Brussels yoga + shibari last four days & photoshoot

The absence of writing since Wednesday should indicate how involved the workshop was. Yes, finished, on to more rope things. It’s a pity I didn’t manage to keep writing each day, as much happened I thought worth remarking on.

Thursday and Friday were the last two days of the Yoga and Shibari week workshop. The weekend was for a more advanced rope techniques workshop culminating Sunday night in a photoshoot in Charleroi/Danses ground-floor workspace in La Raffinerie. Many of those who came during the week stayed on for the weekend, and we were joined by a few new arrivals also.

I’ll try to summarise a bit my memories and impressions of these days rather than any doomed-to-failure chronology. Perhaps to start by saying seven days of rope work usually stretching over eight hours for Dasniya and I left us both dead tired and exhilarated. I have a repeated feeling we are on to something really interesting (which I’ll write about more in the coming days for the other project which keeps me in Brussels). I think to say categorically what we are doing is both very much not shibari and also very much exactly this.

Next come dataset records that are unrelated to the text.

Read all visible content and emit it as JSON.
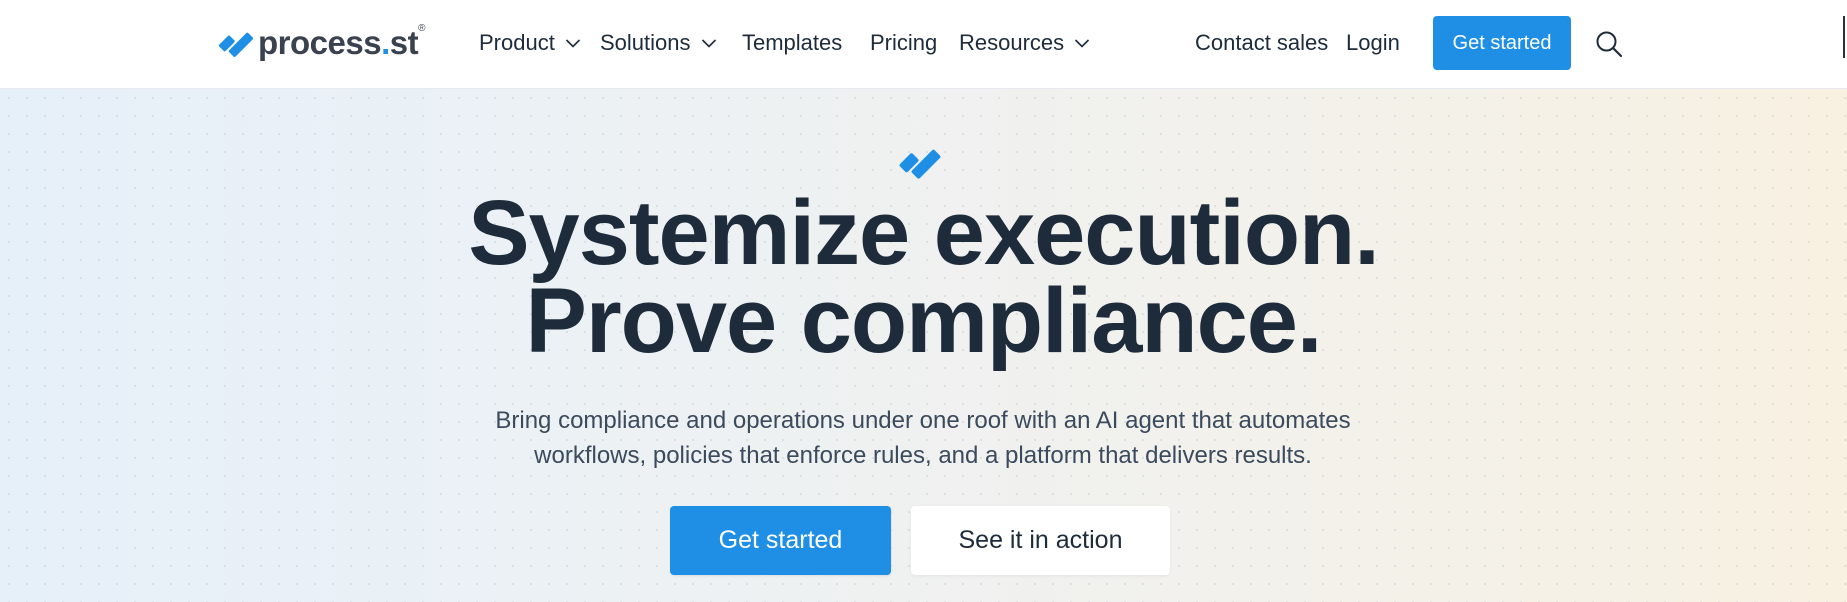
{
  "brand": {
    "name": "process",
    "dot": ".",
    "suffix": "st",
    "registered": "®",
    "accent_color": "#1f8fe5",
    "text_color": "#3a4250"
  },
  "nav": {
    "items": [
      {
        "label": "Product",
        "has_dropdown": true
      },
      {
        "label": "Solutions",
        "has_dropdown": true
      },
      {
        "label": "Templates",
        "has_dropdown": false
      },
      {
        "label": "Pricing",
        "has_dropdown": false
      },
      {
        "label": "Resources",
        "has_dropdown": true
      }
    ],
    "contact_sales": "Contact sales",
    "login": "Login",
    "get_started": "Get started",
    "search_icon": "search-icon"
  },
  "hero": {
    "headline_line1": "Systemize execution.",
    "headline_line2": "Prove compliance.",
    "subtext_line1": "Bring compliance and operations under one roof with an AI agent that automates",
    "subtext_line2": "workflows, policies that enforce rules, and a platform that delivers results.",
    "primary_cta": "Get started",
    "secondary_cta": "See it in action"
  },
  "colors": {
    "primary": "#1f8fe5",
    "heading": "#1d2b3a",
    "body_text": "#3b4a5c"
  }
}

I was reading an interview by Osada Steve with Akechi Denki, where he says, “shibari is communication between two people using the medium of rope. It’s a connection made with rope between the hearts of two people.” While he also says this in the context of SM, and refers to traditional roles of dominance and submission in a heterosexual context, I think nonetheless this comes to a central aspect of shibari: it is a communication wherein the rope is the intermediary.

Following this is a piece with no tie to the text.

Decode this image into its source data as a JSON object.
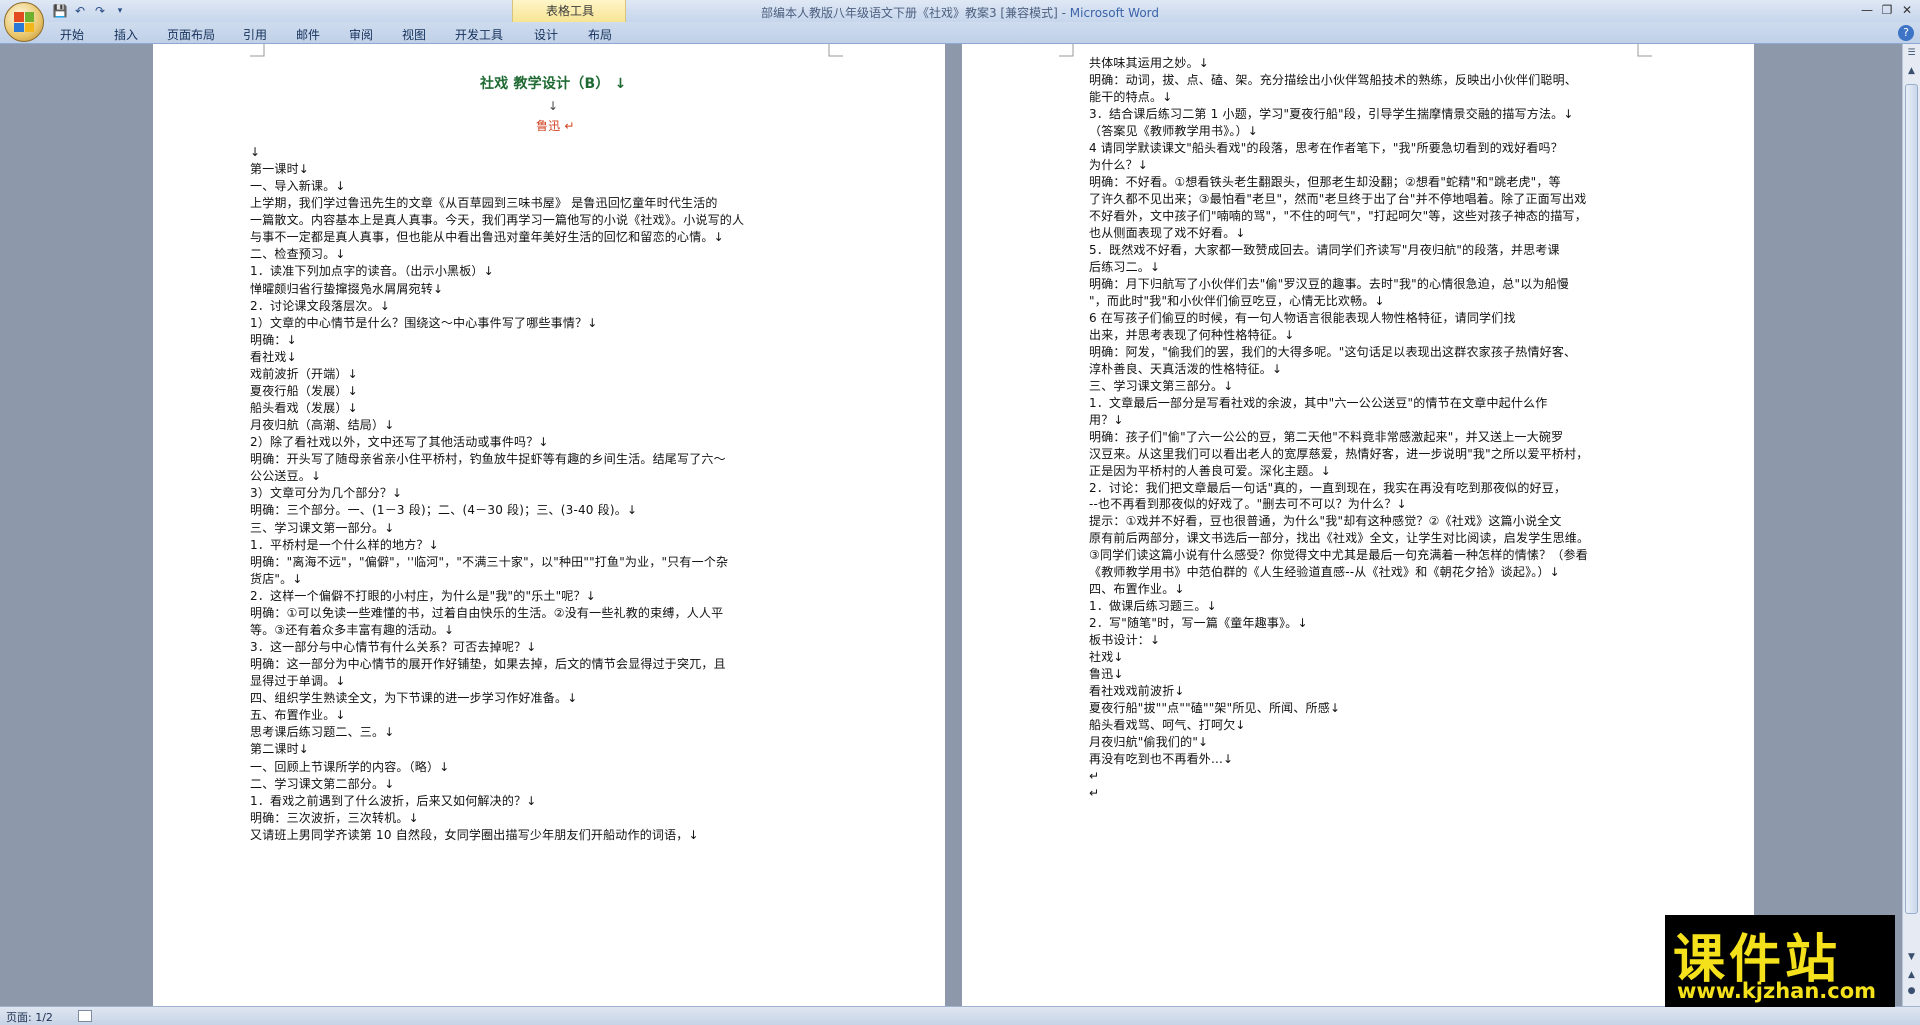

And so to find a language. Perhaps this is why there is a lot of shibari I can appreciate for certain individual aesthetic qualities, but as a whole find it not so engaging. There is an absence of communication. Instead there is representation, either of specific figures or of scenes and roles—fantasies which are preformed, or of mimicry. But this is not communication, or perhaps not a communication of an especially sophisticated kind.

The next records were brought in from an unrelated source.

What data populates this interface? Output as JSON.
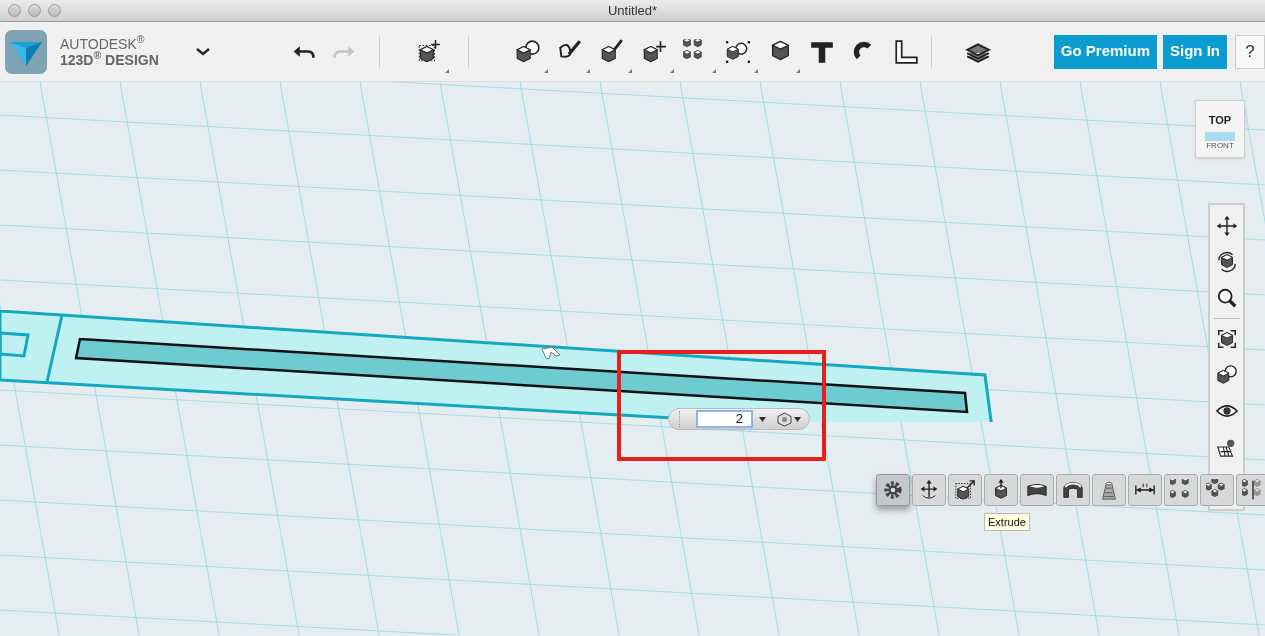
{
  "window": {
    "title": "Untitled*"
  },
  "logo": {
    "brand": "AUTODESK$^{®}$",
    "product": "123D$^{®}$ DESIGN"
  },
  "history": [
    {
      "kind": "undo",
      "disabled": false
    },
    {
      "kind": "redo",
      "disabled": true
    }
  ],
  "main_tools": [
    {
      "kind": "transform",
      "has_menu": true
    },
    {
      "kind": "primitives",
      "has_menu": true
    },
    {
      "kind": "sketch",
      "has_menu": true
    },
    {
      "kind": "construct",
      "has_menu": true
    },
    {
      "kind": "modify",
      "has_menu": true
    },
    {
      "kind": "pattern",
      "has_menu": true
    },
    {
      "kind": "grouping",
      "has_menu": true
    },
    {
      "kind": "combine",
      "has_menu": true
    },
    {
      "kind": "text",
      "has_menu": false
    },
    {
      "kind": "snap",
      "has_menu": false
    },
    {
      "kind": "measure",
      "has_menu": false
    },
    {
      "kind": "layers",
      "has_menu": false
    }
  ],
  "account_buttons": [
    "Go Premium",
    "Sign In"
  ],
  "help_button": "?",
  "view_cube": {
    "top": "TOP",
    "front": "FRONT"
  },
  "nav_tools": [
    {
      "kind": "pan"
    },
    {
      "kind": "orbit"
    },
    {
      "kind": "zoom"
    },
    {
      "kind": "fit"
    },
    {
      "kind": "material"
    },
    {
      "kind": "visibility"
    },
    {
      "kind": "grid"
    }
  ],
  "extrude_input": {
    "value": "2"
  },
  "edit_tools": [
    {
      "kind": "settings",
      "selected": true
    },
    {
      "kind": "move",
      "selected": false
    },
    {
      "kind": "scale",
      "selected": false
    },
    {
      "kind": "extrude",
      "selected": false
    },
    {
      "kind": "sweep",
      "selected": false
    },
    {
      "kind": "revolve",
      "selected": false
    },
    {
      "kind": "loft",
      "selected": false
    },
    {
      "kind": "dimension",
      "selected": false
    },
    {
      "kind": "rect-pattern",
      "selected": false
    },
    {
      "kind": "circ-pattern",
      "selected": false
    },
    {
      "kind": "mirror",
      "selected": false
    }
  ],
  "tooltip": "Extrude"
}
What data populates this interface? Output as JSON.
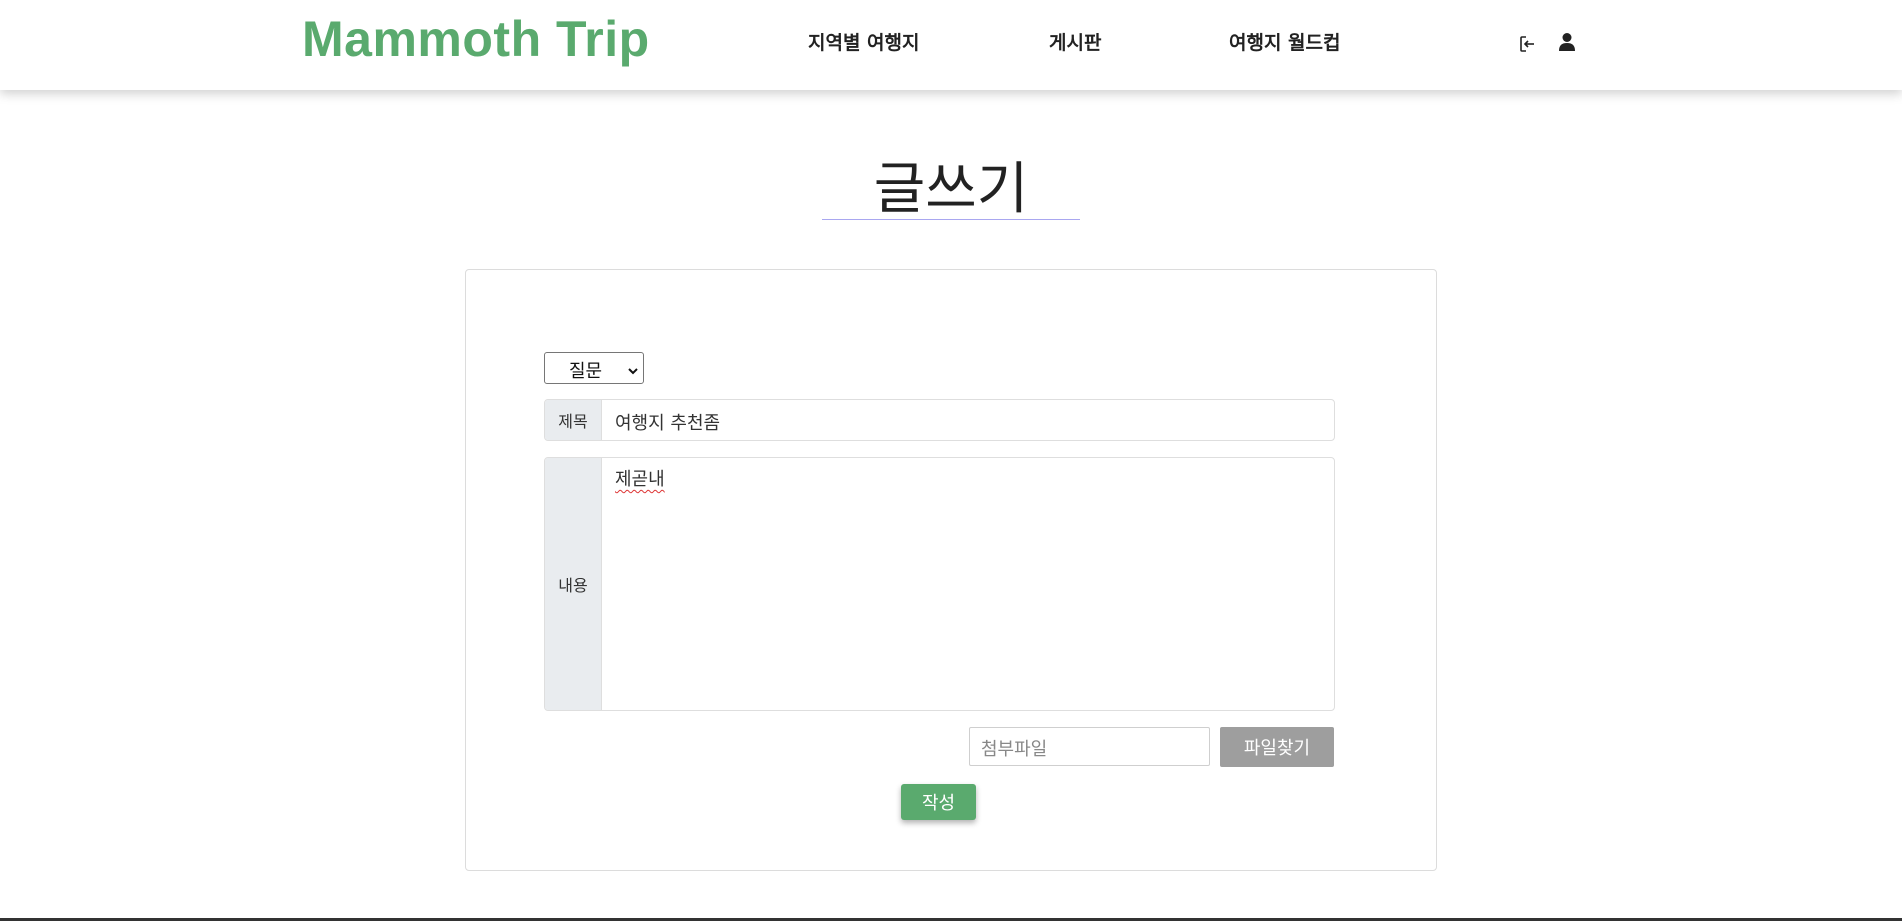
{
  "header": {
    "logo": "Mammoth Trip",
    "nav": [
      "지역별 여행지",
      "게시판",
      "여행지 월드컵"
    ],
    "icons": {
      "login": "login-icon",
      "user": "user-icon"
    },
    "brand_color": "#5aaa6e"
  },
  "page": {
    "title": "글쓰기"
  },
  "form": {
    "category": {
      "selected": "질문"
    },
    "title_field": {
      "label": "제목",
      "value": "여행지 추천좀"
    },
    "content_field": {
      "label": "내용",
      "value": "제곧내"
    },
    "file": {
      "placeholder": "첨부파일",
      "button_label": "파일찾기"
    },
    "submit_label": "작성"
  }
}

It occurred to me that what happens in the workshops and classes is a method of teaching communication, drawing up of the grammar and semantics. It is a process of reiteration and refinement, that is as much for us as teachers as it is for those who attend, a project of learning.

One task on the weekend was attending to a grid/web of rope we had spread along one wall, through the frames around the heaters. Into this we worked ropes methodically, starting with the basic knot, then with blumen—flowers which any climber would recognise as a munter hitch, which can be done in several ways, each producing a different visual result as well as being suited for different circumstances. Then with the simple direction change, which is a half-hitch done along the length of a rope allowing the working rope to securely add tension to the bound rope as well as to change direction.

The familiarity that comes from repetition allows for complex figures to be verbally described, though what is interesting in such a simple exersise is the aesthetic values each person gives—some almost formal geometric patterns; others far into the wilds of chaos; still others balancing and weighting the workspace, resulting in something looking almost as if it had occurred naturally.

Sunday night we descended from the loft into the ground floor space—thick silver pillars two storeys high, windowless and dim, lit with a handful of stage lights on tripods that later would creep around the room, illuminating the goings-on. First though, a group dinner.

Around midnight, we left the venue after seven days for the last time, still thrilled from what had gone on. How can words or pictures imagine or explain it? Fourteen people in costumes on blankets, chairs, pallets, beneath a series of rings hung from the ceiling—some just for decoration, others put to use, warm light flooding the small area which we occupied, all with ropes. Unlike everyone else, I was outside photographing, though wishing I could be inside somewhere. Perhaps one or two of these photos will find their way here. If not, then it is nonetheless something for us.